# [ACTIVITY]
Report every line in the listing below where the string "username" shows up.

START PROVIDED RECORDS

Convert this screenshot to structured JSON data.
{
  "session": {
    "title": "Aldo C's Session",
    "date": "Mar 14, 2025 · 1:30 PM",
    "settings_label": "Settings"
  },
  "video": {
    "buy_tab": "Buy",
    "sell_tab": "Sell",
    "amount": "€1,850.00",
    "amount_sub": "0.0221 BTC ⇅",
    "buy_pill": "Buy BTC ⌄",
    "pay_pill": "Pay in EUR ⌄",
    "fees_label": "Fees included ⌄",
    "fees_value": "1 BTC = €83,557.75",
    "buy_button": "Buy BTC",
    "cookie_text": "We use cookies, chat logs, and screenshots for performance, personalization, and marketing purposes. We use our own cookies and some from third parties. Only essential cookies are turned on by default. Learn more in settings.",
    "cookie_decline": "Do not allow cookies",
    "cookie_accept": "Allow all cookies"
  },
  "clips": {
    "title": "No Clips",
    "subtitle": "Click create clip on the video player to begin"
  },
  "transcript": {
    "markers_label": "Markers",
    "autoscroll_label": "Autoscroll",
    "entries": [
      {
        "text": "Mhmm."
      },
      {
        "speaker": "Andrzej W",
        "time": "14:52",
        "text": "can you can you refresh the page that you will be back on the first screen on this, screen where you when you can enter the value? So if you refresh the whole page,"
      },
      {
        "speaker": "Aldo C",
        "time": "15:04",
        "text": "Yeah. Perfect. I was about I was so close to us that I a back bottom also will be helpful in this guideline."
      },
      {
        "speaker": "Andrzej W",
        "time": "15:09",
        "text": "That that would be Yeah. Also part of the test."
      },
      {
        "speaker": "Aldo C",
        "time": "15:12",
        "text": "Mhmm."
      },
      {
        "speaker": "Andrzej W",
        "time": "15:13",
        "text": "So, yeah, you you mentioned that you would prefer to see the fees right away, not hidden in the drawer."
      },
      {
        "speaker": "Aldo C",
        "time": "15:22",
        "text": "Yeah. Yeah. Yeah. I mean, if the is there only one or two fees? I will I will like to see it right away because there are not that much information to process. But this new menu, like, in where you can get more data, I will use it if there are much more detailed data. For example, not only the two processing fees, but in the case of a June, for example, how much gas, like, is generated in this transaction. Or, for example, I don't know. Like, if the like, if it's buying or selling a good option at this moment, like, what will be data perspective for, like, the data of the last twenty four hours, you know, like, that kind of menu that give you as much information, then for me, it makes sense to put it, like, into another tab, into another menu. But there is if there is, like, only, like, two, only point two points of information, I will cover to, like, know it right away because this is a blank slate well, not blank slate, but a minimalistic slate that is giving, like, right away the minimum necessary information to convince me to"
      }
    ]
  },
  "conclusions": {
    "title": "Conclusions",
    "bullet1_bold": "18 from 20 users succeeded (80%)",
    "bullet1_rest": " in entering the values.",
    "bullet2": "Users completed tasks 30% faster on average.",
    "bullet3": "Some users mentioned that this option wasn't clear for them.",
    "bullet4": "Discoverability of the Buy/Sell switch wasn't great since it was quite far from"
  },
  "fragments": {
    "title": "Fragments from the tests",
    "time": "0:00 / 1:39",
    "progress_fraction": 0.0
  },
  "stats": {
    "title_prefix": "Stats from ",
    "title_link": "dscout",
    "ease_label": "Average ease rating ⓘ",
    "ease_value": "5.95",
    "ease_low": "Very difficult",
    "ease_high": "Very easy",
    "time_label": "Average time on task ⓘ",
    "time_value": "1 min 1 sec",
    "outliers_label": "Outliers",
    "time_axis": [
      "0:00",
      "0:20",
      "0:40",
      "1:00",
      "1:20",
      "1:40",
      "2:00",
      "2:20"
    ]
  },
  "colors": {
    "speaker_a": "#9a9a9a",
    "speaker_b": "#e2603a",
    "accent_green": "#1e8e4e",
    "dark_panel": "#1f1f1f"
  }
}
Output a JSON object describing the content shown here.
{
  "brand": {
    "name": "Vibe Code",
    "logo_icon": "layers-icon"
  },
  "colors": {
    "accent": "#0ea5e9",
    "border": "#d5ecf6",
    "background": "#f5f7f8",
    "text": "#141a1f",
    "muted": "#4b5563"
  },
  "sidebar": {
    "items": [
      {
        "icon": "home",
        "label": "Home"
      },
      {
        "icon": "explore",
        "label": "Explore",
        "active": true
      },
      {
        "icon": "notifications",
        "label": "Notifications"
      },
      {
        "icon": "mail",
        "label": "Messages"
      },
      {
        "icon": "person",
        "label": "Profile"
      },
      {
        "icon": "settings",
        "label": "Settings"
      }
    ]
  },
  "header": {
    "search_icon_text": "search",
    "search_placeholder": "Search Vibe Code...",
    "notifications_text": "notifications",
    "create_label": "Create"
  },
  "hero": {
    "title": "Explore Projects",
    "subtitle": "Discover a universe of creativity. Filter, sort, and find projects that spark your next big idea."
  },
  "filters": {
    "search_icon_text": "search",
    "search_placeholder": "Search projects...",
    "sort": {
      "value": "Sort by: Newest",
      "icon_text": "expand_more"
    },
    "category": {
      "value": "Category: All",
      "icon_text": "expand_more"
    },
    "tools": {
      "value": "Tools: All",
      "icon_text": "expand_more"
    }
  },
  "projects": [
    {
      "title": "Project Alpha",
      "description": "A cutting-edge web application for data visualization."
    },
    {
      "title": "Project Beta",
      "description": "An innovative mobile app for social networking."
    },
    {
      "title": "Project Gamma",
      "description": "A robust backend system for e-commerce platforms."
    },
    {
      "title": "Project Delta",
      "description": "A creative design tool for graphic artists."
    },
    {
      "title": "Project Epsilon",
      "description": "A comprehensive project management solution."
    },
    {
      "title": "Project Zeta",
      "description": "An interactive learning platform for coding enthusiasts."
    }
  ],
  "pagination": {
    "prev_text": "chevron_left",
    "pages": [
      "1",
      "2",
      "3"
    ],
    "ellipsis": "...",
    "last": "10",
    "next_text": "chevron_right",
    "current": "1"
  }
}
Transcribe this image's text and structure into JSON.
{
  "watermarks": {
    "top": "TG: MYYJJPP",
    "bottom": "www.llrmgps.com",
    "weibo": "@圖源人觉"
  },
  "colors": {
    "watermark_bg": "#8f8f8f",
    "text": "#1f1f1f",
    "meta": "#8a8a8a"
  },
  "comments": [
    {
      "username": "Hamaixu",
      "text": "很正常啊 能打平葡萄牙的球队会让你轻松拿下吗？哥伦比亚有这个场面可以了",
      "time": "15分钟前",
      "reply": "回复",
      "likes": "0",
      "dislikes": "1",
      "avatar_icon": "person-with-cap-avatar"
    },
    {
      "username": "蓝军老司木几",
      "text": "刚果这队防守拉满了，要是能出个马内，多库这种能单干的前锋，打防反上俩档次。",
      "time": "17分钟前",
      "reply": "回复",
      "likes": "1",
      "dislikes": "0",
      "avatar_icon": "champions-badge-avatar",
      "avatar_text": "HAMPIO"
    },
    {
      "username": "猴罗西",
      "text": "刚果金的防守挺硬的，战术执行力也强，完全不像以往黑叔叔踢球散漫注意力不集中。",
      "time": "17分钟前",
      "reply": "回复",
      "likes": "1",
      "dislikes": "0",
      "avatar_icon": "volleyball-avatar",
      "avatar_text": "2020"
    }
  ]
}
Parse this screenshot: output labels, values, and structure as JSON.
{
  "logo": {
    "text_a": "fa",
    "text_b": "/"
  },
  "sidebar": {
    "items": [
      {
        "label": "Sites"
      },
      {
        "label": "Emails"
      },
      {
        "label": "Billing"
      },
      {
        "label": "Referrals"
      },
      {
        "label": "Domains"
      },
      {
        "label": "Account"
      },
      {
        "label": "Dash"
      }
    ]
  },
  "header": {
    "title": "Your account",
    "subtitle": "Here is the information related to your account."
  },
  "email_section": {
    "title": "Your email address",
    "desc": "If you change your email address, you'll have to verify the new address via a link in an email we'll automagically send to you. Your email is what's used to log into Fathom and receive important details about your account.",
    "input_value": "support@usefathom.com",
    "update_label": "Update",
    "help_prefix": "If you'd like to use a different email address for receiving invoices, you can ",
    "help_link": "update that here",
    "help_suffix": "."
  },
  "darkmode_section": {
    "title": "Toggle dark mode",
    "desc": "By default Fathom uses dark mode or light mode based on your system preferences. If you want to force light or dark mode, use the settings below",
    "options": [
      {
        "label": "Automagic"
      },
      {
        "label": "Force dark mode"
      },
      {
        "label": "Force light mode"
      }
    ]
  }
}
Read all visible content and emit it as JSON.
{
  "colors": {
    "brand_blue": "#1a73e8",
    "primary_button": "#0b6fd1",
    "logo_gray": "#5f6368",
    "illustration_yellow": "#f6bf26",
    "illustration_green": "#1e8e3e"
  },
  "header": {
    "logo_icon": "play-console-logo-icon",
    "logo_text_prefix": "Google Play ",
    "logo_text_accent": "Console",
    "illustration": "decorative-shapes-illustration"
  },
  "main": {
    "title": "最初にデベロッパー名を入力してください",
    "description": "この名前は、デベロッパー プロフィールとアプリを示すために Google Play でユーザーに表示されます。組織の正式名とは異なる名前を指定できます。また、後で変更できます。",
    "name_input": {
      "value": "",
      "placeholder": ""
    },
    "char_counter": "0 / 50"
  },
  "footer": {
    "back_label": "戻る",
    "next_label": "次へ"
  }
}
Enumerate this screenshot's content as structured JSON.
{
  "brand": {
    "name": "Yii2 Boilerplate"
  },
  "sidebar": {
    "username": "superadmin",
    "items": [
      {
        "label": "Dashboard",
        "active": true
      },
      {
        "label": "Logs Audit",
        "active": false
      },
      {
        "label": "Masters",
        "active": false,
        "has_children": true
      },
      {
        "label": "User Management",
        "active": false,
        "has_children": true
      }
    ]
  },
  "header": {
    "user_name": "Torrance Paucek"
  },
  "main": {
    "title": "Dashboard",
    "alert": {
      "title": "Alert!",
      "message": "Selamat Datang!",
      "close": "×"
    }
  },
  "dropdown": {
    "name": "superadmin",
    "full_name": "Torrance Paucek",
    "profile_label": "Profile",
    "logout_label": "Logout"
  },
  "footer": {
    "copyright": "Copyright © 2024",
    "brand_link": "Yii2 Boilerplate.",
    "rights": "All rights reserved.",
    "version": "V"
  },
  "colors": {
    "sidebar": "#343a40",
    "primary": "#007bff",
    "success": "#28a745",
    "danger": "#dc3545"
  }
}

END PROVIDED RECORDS

# [PROBLEM SOLUTION]
      "username": "Hamaixu",
      "username": "蓝军老司木几",
      "username": "猴罗西",
    "username": "superadmin",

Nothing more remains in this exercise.